Jesus said nothing about John, while the messengers from John were there--but when they were gone, He spoke of him. "As they departed, Jesus began to say." What a beautiful thing this was for Jesus to do for His friend! The people and the disciples would misunderstand John's perplexity about the Christ, and would be sure to misjudge Him, thinking Him weak and vacillating. Jesus would not rest a moment until he had removed any unfavorable impression about John that might have been left in anyone's mind. He was most careful of the reputation of His friend.
The lesson is very important. We should always seek to guard the good name of our friends. We should not allow any wrong impression of them or of their acts to become current. We should hold their name and honor sacred as our own. If we find that anything they have done is likely to leave an unfair or injurious impression on others who do not know all the circumstances, we must try to set the matter right. It is very sad to see people sometimes even apparently glad to find others unfavorably regarded. Instead of hastening to remove or correct wrong impressions, they seem quite willing to let them remain and even to confirm them by significant silence or by ambiguous words. Surely that is not the Christlike way.

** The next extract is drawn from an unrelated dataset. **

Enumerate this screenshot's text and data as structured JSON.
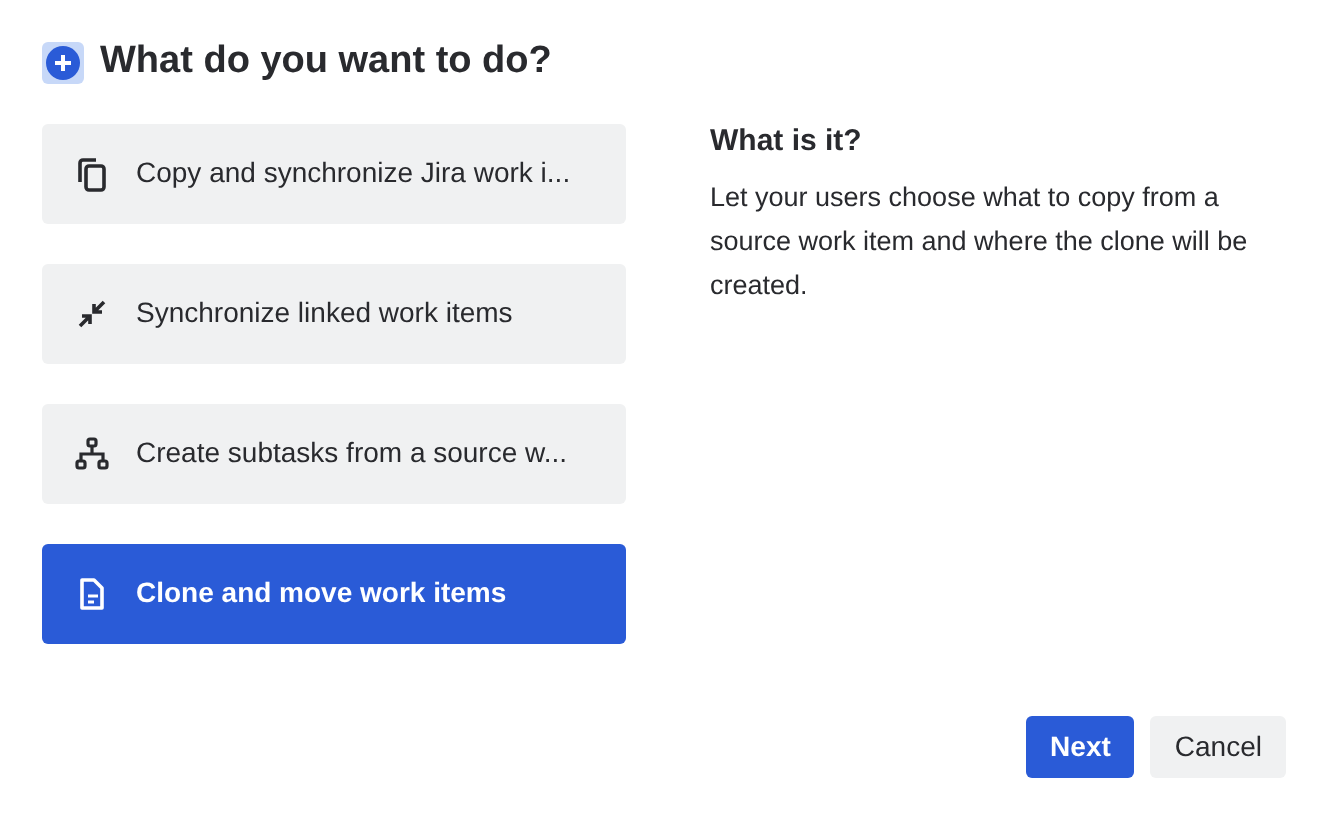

John was not a weak man, blown with every breeze. He was not a "reed shaken with the wind." That is what many people are. A reed grows in soft soil by the water's edge. Then it is so frail and delicate in its fiber, that every breeze bends and shakes it. There are people of whom this is a true picture. Instead of being rooted in Christ, their roots go down into the soft mire of this world and are easily torn up. Thus they have no fixed principles to keep them upright and make them true and strong, and they are bent by every wind and moved by every influence. They lack nothing so much as backbone. The boy that cannot say 'no', when other boys tease him to smoke or drink or to go places he ought not to go, is only a reed shaken with the wind. The girl who is influenced by frivolities and worldly pleasures, and drawn away from Christ, and from a noble, pure, beautiful life--is another "reed shaken with the wind." They are growing everywhere, these reeds, and the wind shakes them every time it blows. Who wants to be a reed? Who would not rather be more like the oak, growing with roots firm as a rock, which no storm can bend?

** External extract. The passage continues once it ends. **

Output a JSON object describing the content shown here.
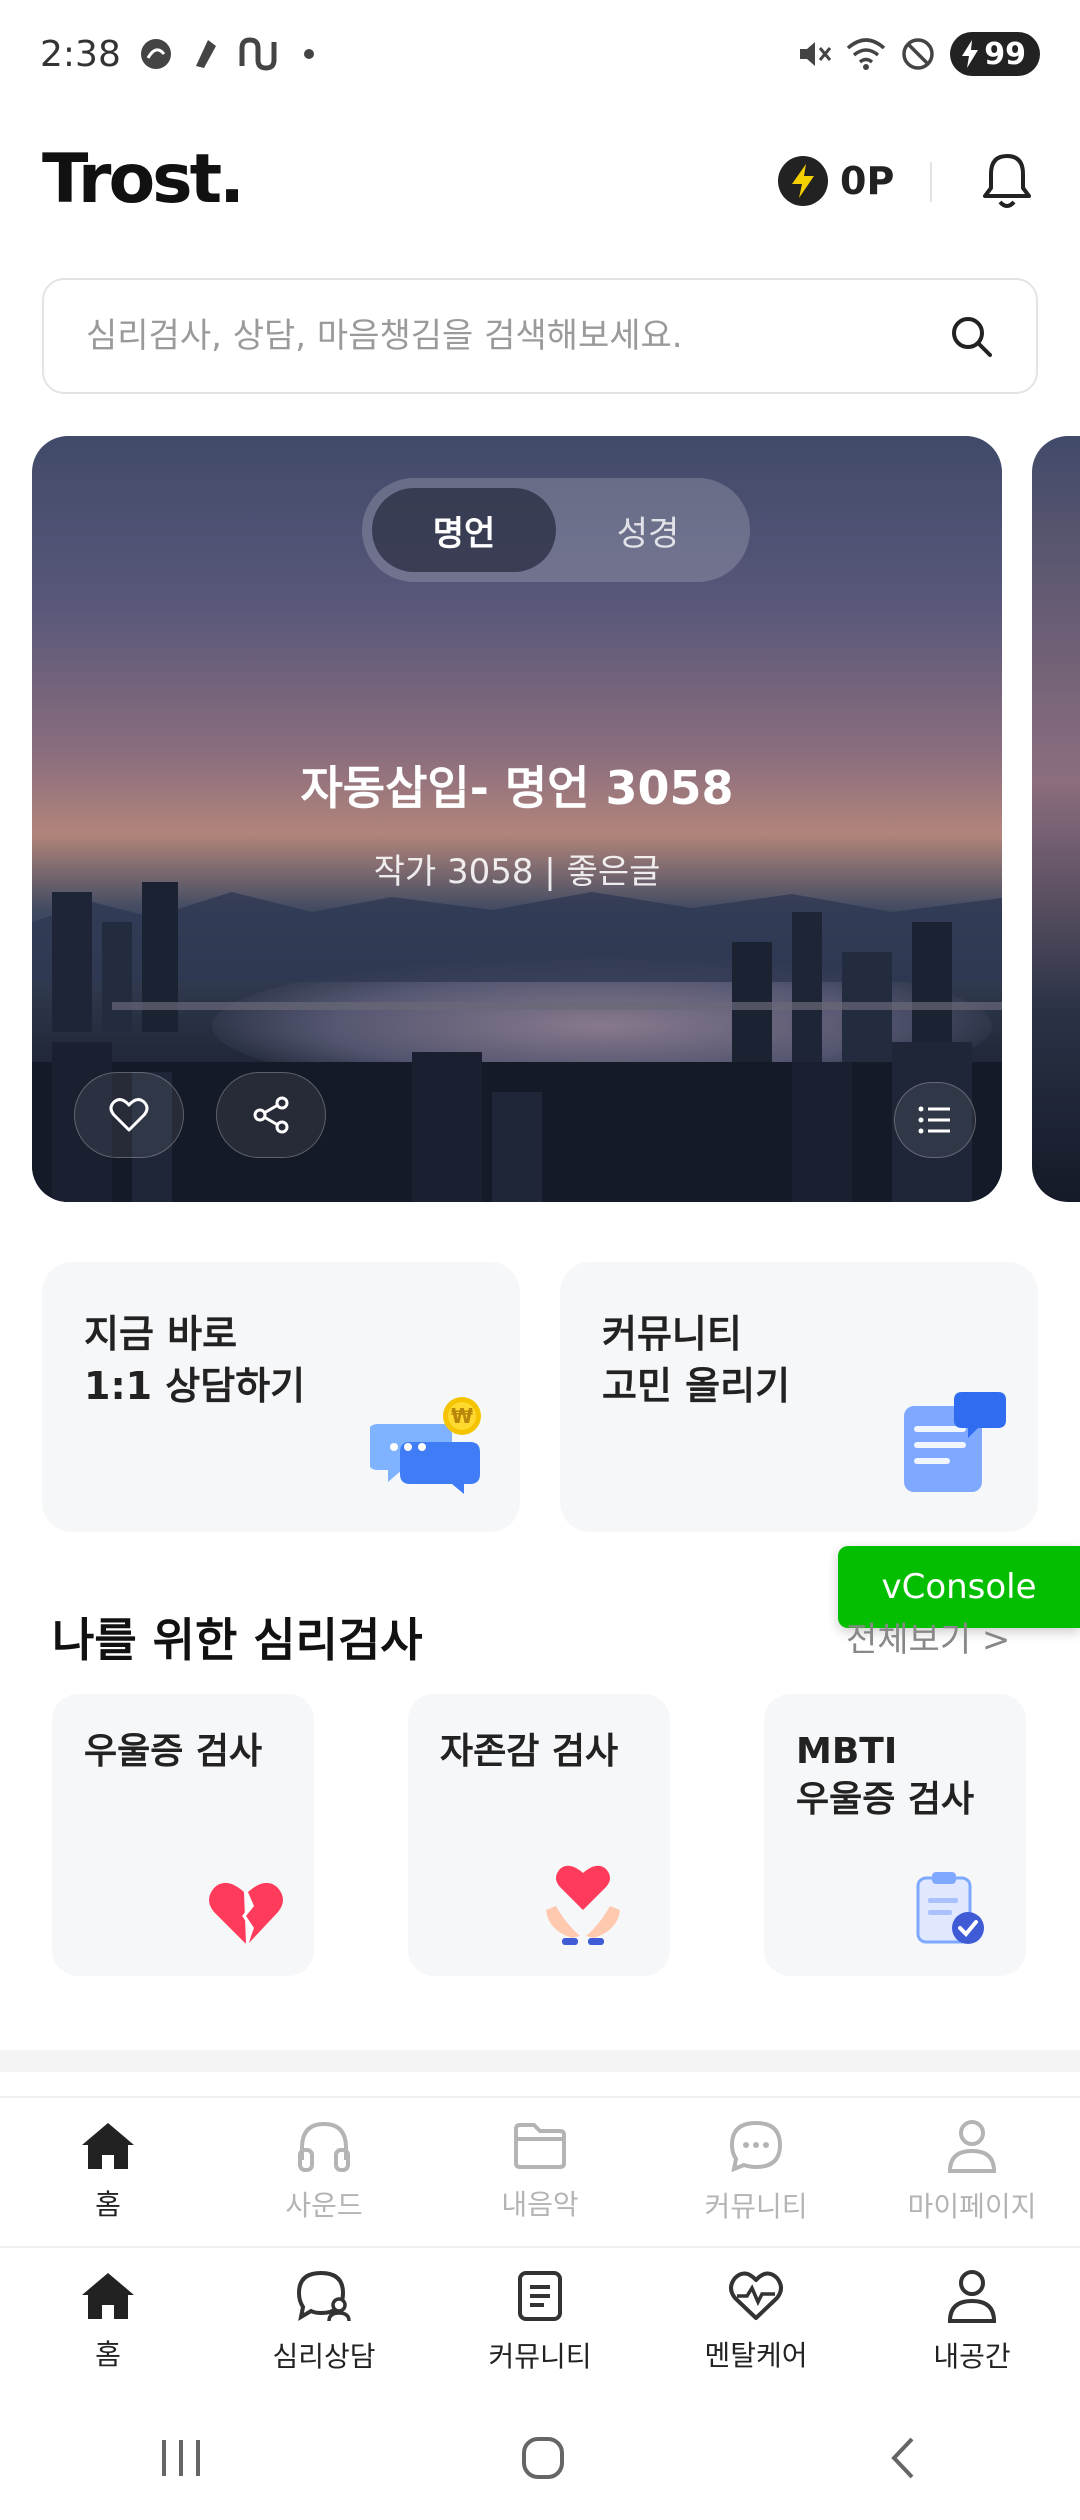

It was a splendid commendation that Jesus gave His friend. "There has not arisen a greater than John the Baptist." So a man may sometimes have doubts and perplexities of faith, and yet be a very great man. Christ does not cast us off, because we sometimes lose faith. Of course, we ought never to have any doubts about Christ, or about His way being the best way--but if ever we do yield to such discouragements, we must not think we have lost our place in Christ's love. He makes a great deal of allowance for our weakness and for the greatness of our trials, and keeps on loving us without interruption. Thousands of good people have their times of despondency, and Jesus is always gentle and tender to all in such experiences. He does not chide. He does not break the bruised reed, nor quench the smoking flax. He restores the sick or wounded soul to health.